Capsule reviews

LEAVING TIME. By Jodi Picoult. Random House. 405 pages $28.

“Leaving Time” opens with 13-year-old Jenna thinking of her mother, Alice, who had disappeared mysteriously several years before. Alice is a research scientist studying elephant behavior. She first worked in Africa and then at an elephant sanctuary in the U.S. The passages on these extraordinary animals are not easily forgotten and the most poignant in the book.

Jenna’s father is in a psychiatric hospital, and she is living with her grandmother, but she cannot let the disappearance of Alice go. Believing that her mother “would never have left me behind, not willingly,” Jenna is determined to solve the mystery and find her mother.

In her quest she enlists the help of Serenity, a one-time celebrity psychic, and Virgil, a cop turned private investigator. From then on, the tale takes twists and turns, and sometimes the quick shift of the different narrators can be a jolt, but the story moves quickly and offers lots of surprises.

At times, it is difficult to suspend disbelief.

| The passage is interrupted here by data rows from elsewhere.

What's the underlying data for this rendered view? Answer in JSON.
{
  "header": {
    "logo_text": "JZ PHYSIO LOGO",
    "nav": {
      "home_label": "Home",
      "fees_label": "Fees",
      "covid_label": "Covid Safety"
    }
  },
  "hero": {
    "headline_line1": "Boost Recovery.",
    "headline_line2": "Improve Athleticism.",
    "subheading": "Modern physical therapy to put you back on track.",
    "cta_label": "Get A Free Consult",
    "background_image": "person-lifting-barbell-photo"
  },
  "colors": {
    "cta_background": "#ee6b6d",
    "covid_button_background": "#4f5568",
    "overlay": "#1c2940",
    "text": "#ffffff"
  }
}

Could a 13-year-old really be that smart and savvy? And can we really believe the outcome? However, as always, Jodi Picoult gives her readers a good story.

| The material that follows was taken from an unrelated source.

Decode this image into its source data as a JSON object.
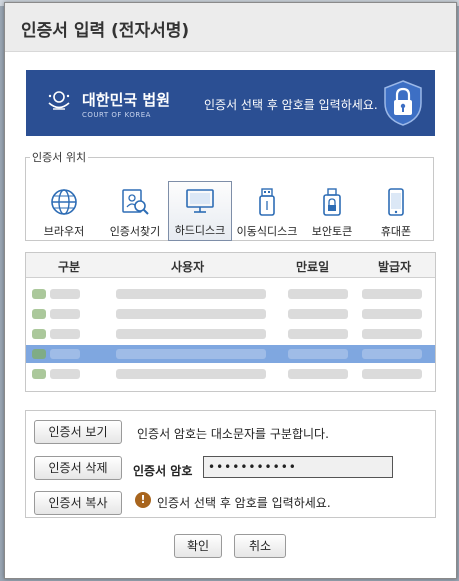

Reviewer Frances Monaco is a writer in Charleston.

BLOOD ON SNOW. By Jo Nesbo. Knopf. 224 pages. $23.95.

From its stunning opening line — “The snow was dancing like cotton wool in the light of the street lamps” — to its surprising and poetic ending, Jo Nesbo’s latest novel is a dream.

To call “Blood on Snow” a crime novel would be an immense understatement. It does tell the story of Olav, an understandable and strangely sympathetic, dyslexic contract killer who readily acknowledges that he’s not good at much else.

But it’s also a beautiful, complicated and skillfully rendered love story: “I held her incredibly carefully, like one of the dried flowers I sometimes found in the pages of books at the library,” Nesbo writes.

It is a short, compact and lean book, a novella, really — no extraneous twists or descriptions or even words. But it packs an emotional punch with its gorgeous prose and a taut plot.

Reviewer Kim Curtis writes for the Associated Press.